* [PROMPT] Tally the lines below that hold the string "true", and give only the tally.

╭─ PROVIDED DATA

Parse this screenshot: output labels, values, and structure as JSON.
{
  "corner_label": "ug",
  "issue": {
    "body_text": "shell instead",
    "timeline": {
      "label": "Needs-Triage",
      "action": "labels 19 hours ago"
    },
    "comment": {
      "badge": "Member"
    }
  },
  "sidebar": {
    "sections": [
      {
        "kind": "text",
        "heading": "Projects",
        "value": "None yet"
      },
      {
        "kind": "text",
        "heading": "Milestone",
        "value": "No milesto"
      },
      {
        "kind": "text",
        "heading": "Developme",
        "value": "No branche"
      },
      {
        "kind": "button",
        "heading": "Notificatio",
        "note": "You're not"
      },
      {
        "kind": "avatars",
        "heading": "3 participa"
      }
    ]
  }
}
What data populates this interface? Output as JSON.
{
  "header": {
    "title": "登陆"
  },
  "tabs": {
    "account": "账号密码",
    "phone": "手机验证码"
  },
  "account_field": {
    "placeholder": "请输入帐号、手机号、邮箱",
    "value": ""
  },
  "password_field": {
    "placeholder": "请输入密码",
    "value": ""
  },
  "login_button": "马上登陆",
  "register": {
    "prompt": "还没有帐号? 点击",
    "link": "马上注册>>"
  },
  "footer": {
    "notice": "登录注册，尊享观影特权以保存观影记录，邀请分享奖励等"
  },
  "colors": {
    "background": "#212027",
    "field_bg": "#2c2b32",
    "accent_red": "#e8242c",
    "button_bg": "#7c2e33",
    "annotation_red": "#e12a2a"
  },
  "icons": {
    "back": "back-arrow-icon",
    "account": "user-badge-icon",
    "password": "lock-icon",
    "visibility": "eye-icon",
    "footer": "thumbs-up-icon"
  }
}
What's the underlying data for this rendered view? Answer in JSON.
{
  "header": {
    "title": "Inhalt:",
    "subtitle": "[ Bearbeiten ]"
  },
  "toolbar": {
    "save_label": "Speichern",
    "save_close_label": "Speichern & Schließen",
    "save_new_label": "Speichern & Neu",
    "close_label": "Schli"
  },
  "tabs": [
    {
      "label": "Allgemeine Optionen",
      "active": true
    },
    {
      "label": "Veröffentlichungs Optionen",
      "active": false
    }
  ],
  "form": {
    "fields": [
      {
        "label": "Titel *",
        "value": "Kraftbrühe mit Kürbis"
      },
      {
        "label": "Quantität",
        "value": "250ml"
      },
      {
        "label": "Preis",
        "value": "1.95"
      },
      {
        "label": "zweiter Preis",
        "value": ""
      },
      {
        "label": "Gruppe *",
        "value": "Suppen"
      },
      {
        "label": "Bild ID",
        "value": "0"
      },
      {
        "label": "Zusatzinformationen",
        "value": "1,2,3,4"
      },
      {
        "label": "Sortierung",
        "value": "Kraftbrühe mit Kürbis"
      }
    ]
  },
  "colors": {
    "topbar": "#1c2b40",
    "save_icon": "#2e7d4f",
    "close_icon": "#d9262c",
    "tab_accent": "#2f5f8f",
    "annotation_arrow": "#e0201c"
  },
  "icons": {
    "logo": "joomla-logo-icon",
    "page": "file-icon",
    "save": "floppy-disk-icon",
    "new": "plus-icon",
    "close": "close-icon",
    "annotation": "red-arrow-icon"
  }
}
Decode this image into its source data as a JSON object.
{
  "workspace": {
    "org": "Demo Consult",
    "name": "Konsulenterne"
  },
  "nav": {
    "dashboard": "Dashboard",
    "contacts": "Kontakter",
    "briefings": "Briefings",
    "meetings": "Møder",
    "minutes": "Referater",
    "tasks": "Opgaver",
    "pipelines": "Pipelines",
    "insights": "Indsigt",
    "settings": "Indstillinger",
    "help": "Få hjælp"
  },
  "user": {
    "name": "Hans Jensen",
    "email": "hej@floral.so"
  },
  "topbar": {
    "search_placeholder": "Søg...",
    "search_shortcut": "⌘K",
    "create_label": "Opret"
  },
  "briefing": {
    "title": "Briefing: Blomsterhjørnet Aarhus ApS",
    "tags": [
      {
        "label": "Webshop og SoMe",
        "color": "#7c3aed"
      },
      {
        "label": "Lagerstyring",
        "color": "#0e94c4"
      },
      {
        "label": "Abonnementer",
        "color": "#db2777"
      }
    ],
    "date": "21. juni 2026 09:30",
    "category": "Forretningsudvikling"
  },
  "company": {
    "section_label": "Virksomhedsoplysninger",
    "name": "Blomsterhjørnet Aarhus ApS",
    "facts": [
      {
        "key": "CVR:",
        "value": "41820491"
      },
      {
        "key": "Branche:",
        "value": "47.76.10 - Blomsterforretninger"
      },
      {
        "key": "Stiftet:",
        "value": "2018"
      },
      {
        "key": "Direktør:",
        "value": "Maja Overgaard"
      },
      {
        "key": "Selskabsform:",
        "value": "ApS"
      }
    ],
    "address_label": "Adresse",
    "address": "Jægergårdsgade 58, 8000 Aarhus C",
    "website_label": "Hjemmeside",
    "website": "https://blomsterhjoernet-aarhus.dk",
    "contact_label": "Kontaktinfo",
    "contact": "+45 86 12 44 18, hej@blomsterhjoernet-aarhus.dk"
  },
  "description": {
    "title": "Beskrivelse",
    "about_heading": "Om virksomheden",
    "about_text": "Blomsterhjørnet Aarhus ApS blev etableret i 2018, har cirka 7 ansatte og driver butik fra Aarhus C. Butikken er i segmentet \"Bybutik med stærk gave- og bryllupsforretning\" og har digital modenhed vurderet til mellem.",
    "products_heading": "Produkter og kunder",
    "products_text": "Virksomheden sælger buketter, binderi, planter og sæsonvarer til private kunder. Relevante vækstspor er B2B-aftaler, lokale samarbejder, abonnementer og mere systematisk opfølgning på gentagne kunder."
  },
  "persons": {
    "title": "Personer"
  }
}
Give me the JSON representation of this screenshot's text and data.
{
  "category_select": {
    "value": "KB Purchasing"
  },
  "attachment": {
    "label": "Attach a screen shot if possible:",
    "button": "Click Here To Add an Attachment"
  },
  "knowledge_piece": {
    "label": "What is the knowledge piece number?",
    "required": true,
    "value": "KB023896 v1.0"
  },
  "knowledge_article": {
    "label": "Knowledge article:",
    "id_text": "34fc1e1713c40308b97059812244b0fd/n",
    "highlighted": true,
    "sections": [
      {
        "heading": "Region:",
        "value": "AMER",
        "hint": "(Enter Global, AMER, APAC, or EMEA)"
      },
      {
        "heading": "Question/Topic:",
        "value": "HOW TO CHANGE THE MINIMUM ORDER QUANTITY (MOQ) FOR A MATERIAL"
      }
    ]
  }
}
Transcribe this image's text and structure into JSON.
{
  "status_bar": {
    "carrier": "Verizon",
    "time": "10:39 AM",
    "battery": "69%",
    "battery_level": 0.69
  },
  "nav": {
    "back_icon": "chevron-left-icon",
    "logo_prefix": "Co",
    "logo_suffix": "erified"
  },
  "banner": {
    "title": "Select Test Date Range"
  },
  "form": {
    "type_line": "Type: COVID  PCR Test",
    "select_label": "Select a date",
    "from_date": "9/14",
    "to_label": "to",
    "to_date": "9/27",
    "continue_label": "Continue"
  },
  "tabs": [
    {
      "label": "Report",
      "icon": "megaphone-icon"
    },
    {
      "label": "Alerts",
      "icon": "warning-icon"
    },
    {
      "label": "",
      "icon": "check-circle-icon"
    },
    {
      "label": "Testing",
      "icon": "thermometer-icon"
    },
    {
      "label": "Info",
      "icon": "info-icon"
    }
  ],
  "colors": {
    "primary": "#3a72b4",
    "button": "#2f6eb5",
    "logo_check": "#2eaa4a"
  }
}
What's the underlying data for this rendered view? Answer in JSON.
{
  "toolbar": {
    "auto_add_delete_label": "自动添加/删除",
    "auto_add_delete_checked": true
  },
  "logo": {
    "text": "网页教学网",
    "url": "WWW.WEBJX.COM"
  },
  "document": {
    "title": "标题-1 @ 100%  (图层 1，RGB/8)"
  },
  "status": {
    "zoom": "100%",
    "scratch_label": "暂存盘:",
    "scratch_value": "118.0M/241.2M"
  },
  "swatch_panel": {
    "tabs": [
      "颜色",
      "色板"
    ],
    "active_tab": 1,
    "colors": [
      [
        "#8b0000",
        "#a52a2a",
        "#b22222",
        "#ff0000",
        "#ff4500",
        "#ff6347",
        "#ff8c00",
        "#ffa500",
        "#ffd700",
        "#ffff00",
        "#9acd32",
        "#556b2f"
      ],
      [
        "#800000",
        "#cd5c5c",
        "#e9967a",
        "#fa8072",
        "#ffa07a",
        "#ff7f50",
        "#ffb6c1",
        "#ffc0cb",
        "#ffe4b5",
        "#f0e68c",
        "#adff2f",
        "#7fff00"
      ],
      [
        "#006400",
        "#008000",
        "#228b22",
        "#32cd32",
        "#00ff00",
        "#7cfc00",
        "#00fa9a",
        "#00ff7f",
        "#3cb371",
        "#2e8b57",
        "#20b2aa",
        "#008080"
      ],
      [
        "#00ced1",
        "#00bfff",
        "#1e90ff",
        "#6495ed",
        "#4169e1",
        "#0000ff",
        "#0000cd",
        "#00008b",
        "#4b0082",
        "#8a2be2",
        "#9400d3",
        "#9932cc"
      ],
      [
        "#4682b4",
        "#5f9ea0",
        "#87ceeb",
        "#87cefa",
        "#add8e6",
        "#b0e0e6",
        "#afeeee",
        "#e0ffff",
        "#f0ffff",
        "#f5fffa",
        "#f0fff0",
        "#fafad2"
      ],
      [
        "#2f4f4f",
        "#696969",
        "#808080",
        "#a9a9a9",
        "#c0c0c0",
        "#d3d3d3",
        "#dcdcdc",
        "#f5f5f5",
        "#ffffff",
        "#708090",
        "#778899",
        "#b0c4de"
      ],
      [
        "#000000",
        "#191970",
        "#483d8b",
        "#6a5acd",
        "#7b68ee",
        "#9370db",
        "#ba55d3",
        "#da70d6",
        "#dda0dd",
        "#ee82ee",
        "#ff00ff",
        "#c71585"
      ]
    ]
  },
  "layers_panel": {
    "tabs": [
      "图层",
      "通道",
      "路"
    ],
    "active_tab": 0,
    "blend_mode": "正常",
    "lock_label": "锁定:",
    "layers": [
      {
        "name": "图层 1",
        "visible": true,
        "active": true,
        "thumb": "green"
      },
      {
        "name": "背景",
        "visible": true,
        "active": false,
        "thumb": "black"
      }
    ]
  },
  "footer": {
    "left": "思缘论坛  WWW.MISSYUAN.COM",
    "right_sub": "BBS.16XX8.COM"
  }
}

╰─

* [RESULT OF THIS EXERCISE] 7